    21/ Highfield, ES., et al, 2012. Acupuncture and traditional Chinese medicine for survivors of torture and refugee trauma: a descriptive report. Journal of immigrant and minority health, 14(3), 433-440.
    22/ Gori, L. and Firenzuoli F., 2007. Ear acupuncture in European traditional medicine. Evidence-based complementary and alternative medicine: eCAM, 4(1), 13-16.
    23/ Hall, AM., et al, 2011. Tai chi exercise for treatment of pain and disability in people with persistent low back pain: a randomized controlled trial. Arthritis care and research, 63(11), 1576-1583.

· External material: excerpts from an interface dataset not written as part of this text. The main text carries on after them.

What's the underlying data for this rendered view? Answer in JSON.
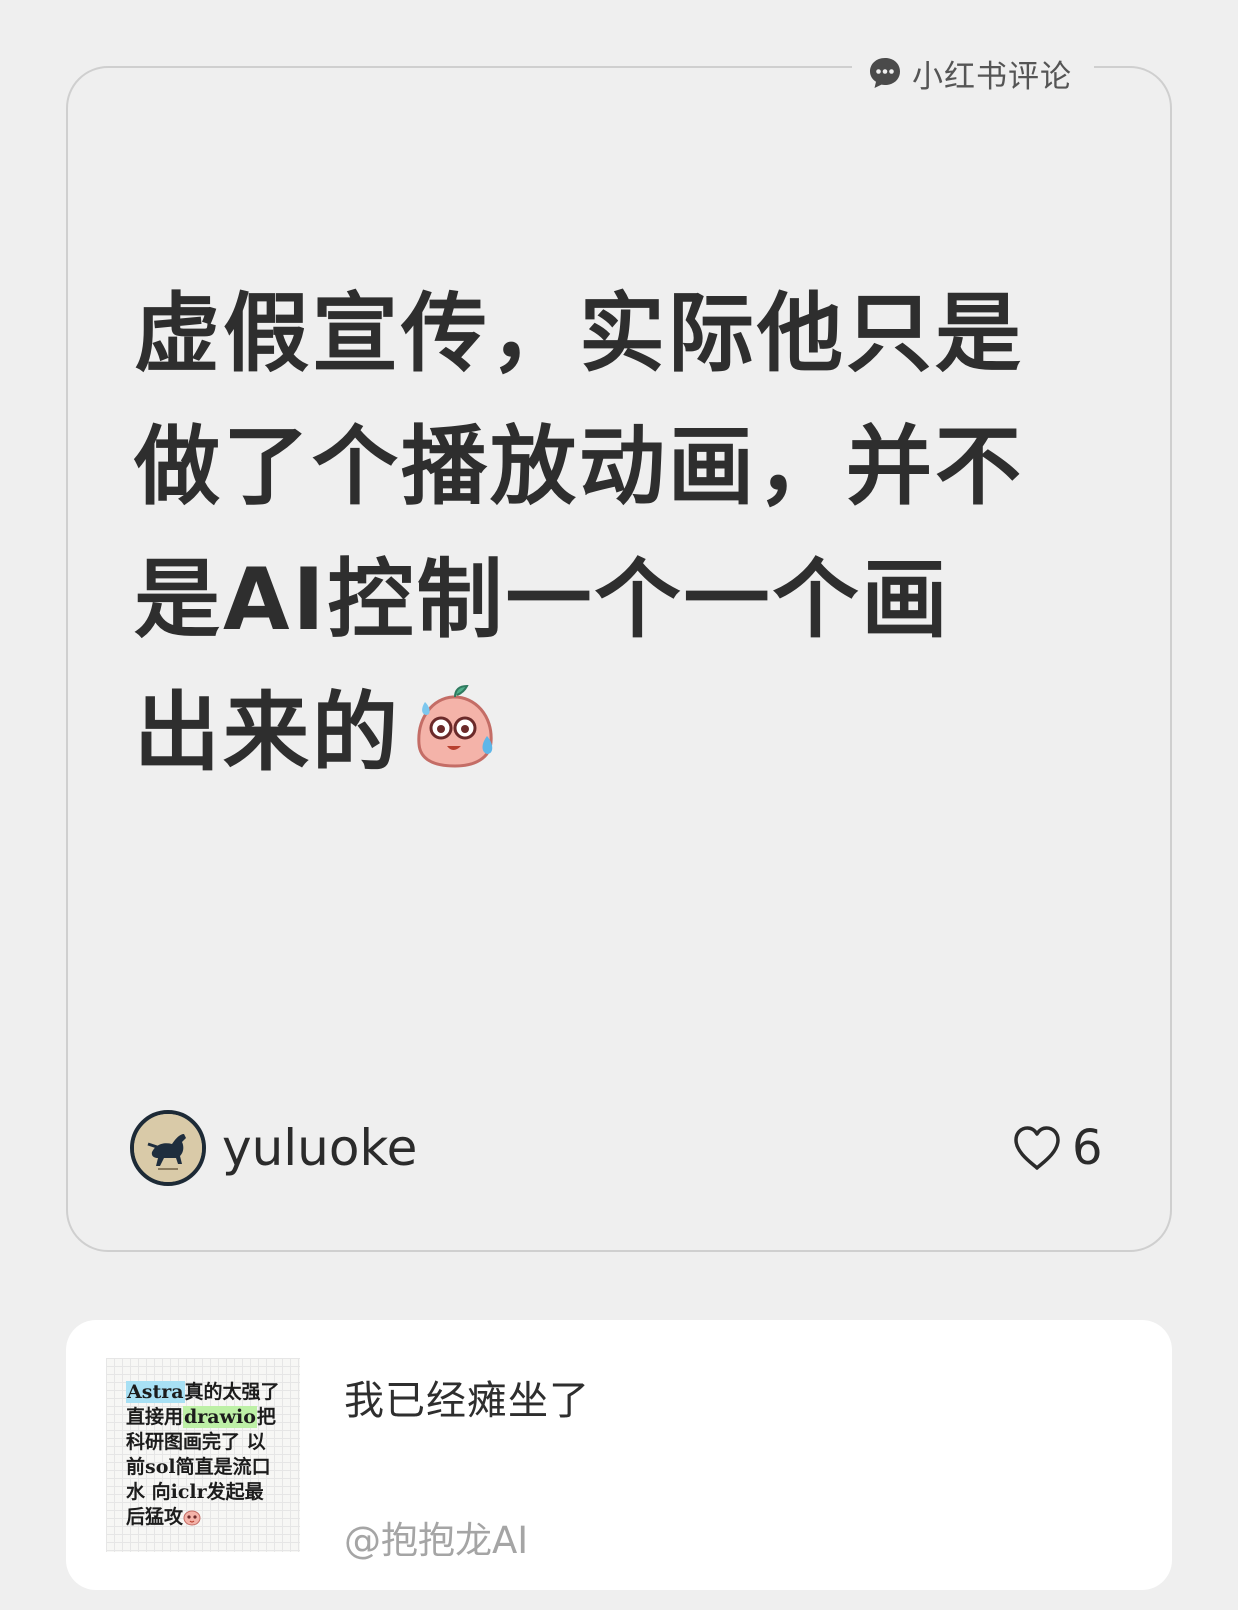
{
  "source": {
    "label": "小红书评论",
    "icon": "chat-bubble-icon"
  },
  "comment": {
    "lines": [
      "虚假宣传，实际他只是",
      "做了个播放动画，并不",
      "是AI控制一个一个画",
      "出来的"
    ],
    "emoji": "sweating-face-emoji",
    "author": "yuluoke",
    "likes": "6"
  },
  "post": {
    "thumbnail": {
      "line1_highlight": "Astra",
      "line1_rest": "真的太强了",
      "line2_start": "直接用",
      "line2_highlight": "drawio",
      "line2_end": "把",
      "line3": "科研图画完了 以",
      "line4": "前sol简直是流口",
      "line5": "水 向iclr发起最",
      "line6": "后猛攻"
    },
    "title": "我已经瘫坐了",
    "author": "@抱抱龙AI"
  },
  "colors": {
    "background": "#efefef",
    "card_border": "#cfcfcf",
    "highlight_blue": "#a8e0f4",
    "highlight_green": "#bdf0a6"
  }
}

    24/ Song, R., et al, 2003. Effects of tai chi exercise on pain, balance, muscle strength, and perceived difficulties in physical functioning in older women with osteoarthritis: a randomized clinical trial. The journal of rheumatology, 30(9), 2039-2044.

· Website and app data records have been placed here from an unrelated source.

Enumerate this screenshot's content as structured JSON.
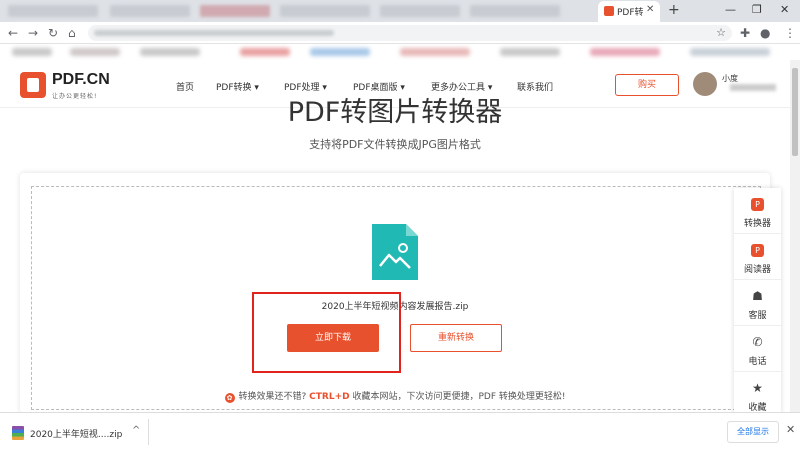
{
  "browser": {
    "active_tab_title": "PDF转图片转换器",
    "close_tab": "✕",
    "new_tab": "+",
    "window_controls": [
      "—",
      "❐",
      "✕"
    ],
    "nav": {
      "back": "←",
      "forward": "→",
      "reload": "↻",
      "home": "⌂"
    },
    "bookmark_star": "☆",
    "toolbar_icons": {
      "extensions": "✚",
      "profile": "●",
      "menu": "⋮"
    }
  },
  "site": {
    "brand": "PDF.CN",
    "tagline": "让办公更轻松!",
    "nav": [
      "首页",
      "PDF转换 ▾",
      "PDF处理 ▾",
      "PDF桌面版 ▾",
      "更多办公工具 ▾",
      "联系我们"
    ],
    "buy": "购买",
    "username": "小度"
  },
  "main": {
    "title": "PDF转图片转换器",
    "subtitle": "支持将PDF文件转换成JPG图片格式",
    "file_name": "2020上半年短视频内容发展报告.zip",
    "download": "立即下载",
    "reconvert": "重新转换",
    "tip_icon": "✿",
    "tip_pre": "转换效果还不错?",
    "tip_kbd": "CTRL+D",
    "tip_post": "收藏本网站，下次访问更便捷，PDF 转换处理更轻松!"
  },
  "sidebar": [
    {
      "label": "转换器",
      "icon": "converter-icon",
      "glyph": "P"
    },
    {
      "label": "阅读器",
      "icon": "reader-icon",
      "glyph": "P"
    },
    {
      "label": "客服",
      "icon": "customer-service-icon",
      "glyph": "☗"
    },
    {
      "label": "电话",
      "icon": "phone-icon",
      "glyph": "✆"
    },
    {
      "label": "收藏",
      "icon": "star-icon",
      "glyph": "★"
    }
  ],
  "downloadbar": {
    "item_name": "2020上半年短视....zip",
    "chevron": "^",
    "show_all": "全部显示",
    "close": "✕"
  },
  "colors": {
    "accent": "#e8512e",
    "file_icon": "#21b9b3",
    "highlight": "#e0231c"
  }
}
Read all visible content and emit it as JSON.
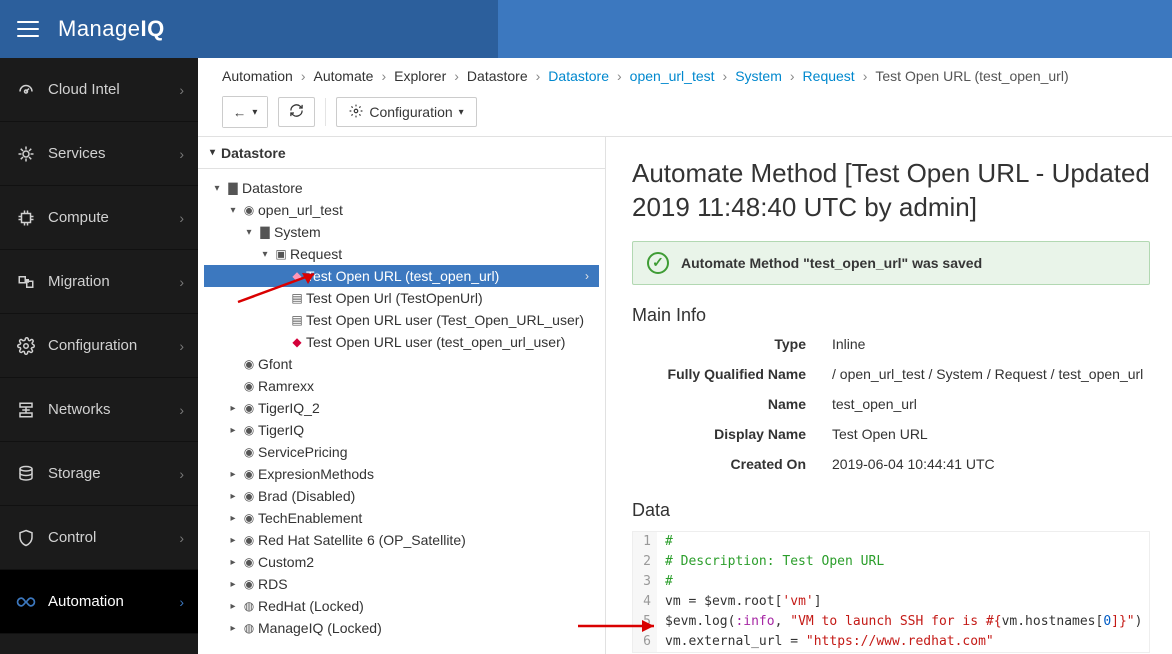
{
  "brand": {
    "prefix": "Manage",
    "suffix": "IQ"
  },
  "sidebar": {
    "items": [
      {
        "label": "Cloud Intel"
      },
      {
        "label": "Services"
      },
      {
        "label": "Compute"
      },
      {
        "label": "Migration"
      },
      {
        "label": "Configuration"
      },
      {
        "label": "Networks"
      },
      {
        "label": "Storage"
      },
      {
        "label": "Control"
      },
      {
        "label": "Automation"
      }
    ]
  },
  "breadcrumb": {
    "p0": "Automation",
    "p1": "Automate",
    "p2": "Explorer",
    "p3": "Datastore",
    "p4": "Datastore",
    "p5": "open_url_test",
    "p6": "System",
    "p7": "Request",
    "p8": "Test Open URL (test_open_url)"
  },
  "toolbar": {
    "config_label": "Configuration"
  },
  "tree": {
    "header": "Datastore",
    "root": "Datastore",
    "n_open_url_test": "open_url_test",
    "n_system": "System",
    "n_request": "Request",
    "leaf_selected": "Test Open URL (test_open_url)",
    "leaf2": "Test Open Url (TestOpenUrl)",
    "leaf3": "Test Open URL user (Test_Open_URL_user)",
    "leaf4": "Test Open URL user (test_open_url_user)",
    "gfont": "Gfont",
    "ramrexx": "Ramrexx",
    "tigeriq2": "TigerIQ_2",
    "tigeriq": "TigerIQ",
    "sp": "ServicePricing",
    "em": "ExpresionMethods",
    "brad": "Brad (Disabled)",
    "te": "TechEnablement",
    "rhs": "Red Hat Satellite 6 (OP_Satellite)",
    "c2": "Custom2",
    "rds": "RDS",
    "rh": "RedHat (Locked)",
    "miq": "ManageIQ (Locked)"
  },
  "detail": {
    "title": "Automate Method [Test Open URL - Updated 2019 11:48:40 UTC by admin]",
    "alert": "Automate Method \"test_open_url\" was saved",
    "section_main": "Main Info",
    "kv": {
      "type_k": "Type",
      "type_v": "Inline",
      "fqn_k": "Fully Qualified Name",
      "fqn_v": "/ open_url_test / System / Request / test_open_url",
      "name_k": "Name",
      "name_v": "test_open_url",
      "dn_k": "Display Name",
      "dn_v": "Test Open URL",
      "created_k": "Created On",
      "created_v": "2019-06-04 10:44:41 UTC"
    },
    "section_data": "Data",
    "code": {
      "l1": "#",
      "l2": "# Description: Test Open URL",
      "l3": "#",
      "l4_vm": "vm",
      "l4_eq": " = ",
      "l4_evm": "$evm",
      "l4_root": ".root[",
      "l4_key": "'vm'",
      "l4_close": "]",
      "l5_evm": "$evm",
      "l5_log": ".log(",
      "l5_sym": ":info",
      "l5_comma": ", ",
      "l5_str_a": "\"VM to launch SSH for is #{",
      "l5_hn": "vm.hostnames[",
      "l5_zero": "0",
      "l5_str_b": "]}\"",
      "l5_close": ")",
      "l6_lhs": "vm.external_url = ",
      "l6_url": "\"https://www.redhat.com\""
    }
  }
}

    25/ Jahnke, R., et al, 2010. A comprehensive review of health benefits of qigong and tai chi. American Journal of health promotion, 24(6), 1-25.

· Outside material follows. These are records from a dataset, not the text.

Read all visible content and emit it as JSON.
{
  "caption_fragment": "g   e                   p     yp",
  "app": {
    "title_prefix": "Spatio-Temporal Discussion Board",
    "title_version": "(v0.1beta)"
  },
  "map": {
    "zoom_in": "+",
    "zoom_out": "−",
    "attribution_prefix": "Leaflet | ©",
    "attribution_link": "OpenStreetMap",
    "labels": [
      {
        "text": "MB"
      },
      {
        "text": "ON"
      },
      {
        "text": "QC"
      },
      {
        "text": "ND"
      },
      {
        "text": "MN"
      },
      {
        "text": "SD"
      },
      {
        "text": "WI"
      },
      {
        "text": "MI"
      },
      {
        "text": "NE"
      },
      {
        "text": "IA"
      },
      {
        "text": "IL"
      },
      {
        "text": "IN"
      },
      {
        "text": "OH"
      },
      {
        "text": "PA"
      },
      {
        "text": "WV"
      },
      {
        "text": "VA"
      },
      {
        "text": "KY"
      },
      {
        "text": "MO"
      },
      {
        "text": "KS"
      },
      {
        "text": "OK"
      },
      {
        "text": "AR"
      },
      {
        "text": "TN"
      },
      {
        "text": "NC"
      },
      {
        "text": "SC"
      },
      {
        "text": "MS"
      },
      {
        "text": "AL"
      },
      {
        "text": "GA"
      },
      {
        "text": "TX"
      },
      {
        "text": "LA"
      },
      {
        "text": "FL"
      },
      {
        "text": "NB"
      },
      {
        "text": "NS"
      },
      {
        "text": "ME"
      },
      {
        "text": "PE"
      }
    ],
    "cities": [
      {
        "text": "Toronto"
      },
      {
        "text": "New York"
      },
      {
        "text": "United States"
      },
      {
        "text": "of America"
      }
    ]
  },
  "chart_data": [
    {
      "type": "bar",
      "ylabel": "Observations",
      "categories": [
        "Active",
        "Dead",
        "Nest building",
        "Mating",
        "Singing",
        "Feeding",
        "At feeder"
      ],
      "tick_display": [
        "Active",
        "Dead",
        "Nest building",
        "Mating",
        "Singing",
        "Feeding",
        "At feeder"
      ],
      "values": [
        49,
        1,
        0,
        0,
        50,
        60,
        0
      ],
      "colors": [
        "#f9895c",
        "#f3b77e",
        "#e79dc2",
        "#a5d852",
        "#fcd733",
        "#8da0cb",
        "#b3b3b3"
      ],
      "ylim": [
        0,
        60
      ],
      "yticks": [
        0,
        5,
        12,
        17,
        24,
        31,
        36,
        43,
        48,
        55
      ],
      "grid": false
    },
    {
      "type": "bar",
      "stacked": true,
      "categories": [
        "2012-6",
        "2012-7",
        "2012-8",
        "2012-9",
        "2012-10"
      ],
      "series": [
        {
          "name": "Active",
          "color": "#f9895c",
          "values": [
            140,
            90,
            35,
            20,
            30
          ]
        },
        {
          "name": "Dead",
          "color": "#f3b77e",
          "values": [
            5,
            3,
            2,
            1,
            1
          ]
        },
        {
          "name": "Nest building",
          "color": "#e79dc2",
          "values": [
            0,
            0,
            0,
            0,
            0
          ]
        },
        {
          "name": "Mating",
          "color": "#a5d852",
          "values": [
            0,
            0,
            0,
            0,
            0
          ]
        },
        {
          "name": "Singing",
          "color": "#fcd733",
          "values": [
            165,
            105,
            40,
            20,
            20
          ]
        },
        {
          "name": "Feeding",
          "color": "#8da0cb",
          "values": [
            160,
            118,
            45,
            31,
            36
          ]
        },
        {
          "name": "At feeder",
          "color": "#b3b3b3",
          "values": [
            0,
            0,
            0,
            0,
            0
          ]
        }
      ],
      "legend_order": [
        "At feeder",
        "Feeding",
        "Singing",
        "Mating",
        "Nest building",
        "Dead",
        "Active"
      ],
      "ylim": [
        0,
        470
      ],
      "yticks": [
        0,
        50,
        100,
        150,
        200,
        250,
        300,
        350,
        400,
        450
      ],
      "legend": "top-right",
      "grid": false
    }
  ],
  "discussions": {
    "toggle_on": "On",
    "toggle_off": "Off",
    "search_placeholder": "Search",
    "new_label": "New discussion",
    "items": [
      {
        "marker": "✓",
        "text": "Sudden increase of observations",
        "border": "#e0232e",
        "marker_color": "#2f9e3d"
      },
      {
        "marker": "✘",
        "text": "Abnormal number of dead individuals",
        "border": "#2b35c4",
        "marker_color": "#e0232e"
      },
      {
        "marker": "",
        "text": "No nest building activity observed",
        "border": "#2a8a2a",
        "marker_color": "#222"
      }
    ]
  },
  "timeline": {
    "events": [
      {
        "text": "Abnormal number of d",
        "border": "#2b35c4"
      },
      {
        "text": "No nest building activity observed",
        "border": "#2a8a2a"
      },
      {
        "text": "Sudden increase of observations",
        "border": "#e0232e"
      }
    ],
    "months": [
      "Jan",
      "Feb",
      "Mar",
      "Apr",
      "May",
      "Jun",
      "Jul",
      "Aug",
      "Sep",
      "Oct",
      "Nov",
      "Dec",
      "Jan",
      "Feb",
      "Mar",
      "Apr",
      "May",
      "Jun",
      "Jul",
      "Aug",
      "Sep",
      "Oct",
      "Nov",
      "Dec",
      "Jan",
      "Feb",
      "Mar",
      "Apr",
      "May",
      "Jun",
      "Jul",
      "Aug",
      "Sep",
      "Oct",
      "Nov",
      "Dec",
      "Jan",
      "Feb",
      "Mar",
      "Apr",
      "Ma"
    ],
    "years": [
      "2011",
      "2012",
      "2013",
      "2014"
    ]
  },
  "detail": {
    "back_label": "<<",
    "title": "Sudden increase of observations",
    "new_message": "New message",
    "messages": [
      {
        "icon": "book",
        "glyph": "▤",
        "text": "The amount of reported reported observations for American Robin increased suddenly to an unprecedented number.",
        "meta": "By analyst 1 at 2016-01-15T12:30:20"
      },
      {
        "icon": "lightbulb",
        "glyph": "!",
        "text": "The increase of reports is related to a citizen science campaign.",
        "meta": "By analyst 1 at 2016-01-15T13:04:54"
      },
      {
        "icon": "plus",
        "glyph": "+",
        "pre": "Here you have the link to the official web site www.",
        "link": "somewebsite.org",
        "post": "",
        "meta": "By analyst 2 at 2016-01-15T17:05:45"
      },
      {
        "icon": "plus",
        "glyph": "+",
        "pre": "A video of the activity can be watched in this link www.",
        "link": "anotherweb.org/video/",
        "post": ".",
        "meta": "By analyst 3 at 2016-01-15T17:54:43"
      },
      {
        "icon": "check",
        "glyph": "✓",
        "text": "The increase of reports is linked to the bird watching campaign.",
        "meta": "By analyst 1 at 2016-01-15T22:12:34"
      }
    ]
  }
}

    26/ Biesinger, E., et al, 2012. Qigong for the treatment of tinnitus: a prospective randomized controlled study. Journal of psychosomatic research, 69(3), 299-304.
    27/ Lisi, AJ., 2006. Chiropractic spinal manipulation for low back pain of pregnancy: a retrospective case series. Journal of midwifery and women’s health, 51(1), 7-10.
    28/ Trijffel, EV., et al, 2007. A history of manipulative therapy. The journal of manual and manipulative therapy, 15(3), 165-174.
    29/ Straus, S. E., 2004. Complementary and Alternative Medicine. In:  L. Goldman and D. Ausiello, eds. Cecil Textbook of Medicine. 22nd ed. Philadelphia: Saunders.
    30/ Kaptchuk, T.J. and Eisenberg, D.M., 2001. Varieties of healing. 2: a taxonomy of unconventional practices. Annals of internal medicine, 135(2), 196-204.
    31/ Wyk B.E.V. and Wink M., 2004. Medicinal Plants of the World. Pretoria, South Africa: Briza Publications.
    32/ Germishuizen, G., et al, 2006. A checklist of South African plants. [online] Pretoria, South Africa: Sabonet. Available at: [Accessed 13 August 2012].
    33/ Taylor, J.L.S., et al, 2001. Towards the scientific validation of traditional medicinal plants. Plant Growth Regulation, 34(1), 23-37.
    34/ Fabricant, D.S. and Farnsworth, N.R., 2001. The value of plants used in traditional medicine for drug discovery. Environmental Health Perspectives, 109(1), 69-75.
    35/ Benz, B., 2996. Ethnobotany serving society: a case study from the Sierra de Manantlan Biosphere Reserve. Sida, 17, 1-16.
    36/ Convention on Biological Diversity, 1992. Traditional Knowledge and the Convention on Biological Diversity. [online] Available at: [Accessed 14 August 2012].
    37/ Gerritsen, P.R.W., 1998. Community development, natural resource management and biodiversity conservation in the Sierra de Manantlan biosphere reserve, Mexico. Community Development Journal, 33, 314-324.
    38/ Twang, S. and Kapoor, P., 2004. Protecting and Promoting Traditional Knowledge: Systems, National Experiences and International Dimensions. New York and Geneva, 2004. New York: United Nations.

Dr Muzammil Irshad writes for Home Remedies Log which is one of the best websites dealing with natural treatments, traditional therapies and home remedies. No doubt, natural medicine benefits our body without causing any serious side-effects. Check the knowledge available on this website on natural or home remedies, get an advice from your health care provider, have faith and use natural products as per recommendations.

Leave a Reply

Your email address will not be published. Required fields are marked *


This site uses Akismet to reduce spam. Learn how your comment data is processed. • Free Website Templates - Downlaod Full Themes
Real Time Analytics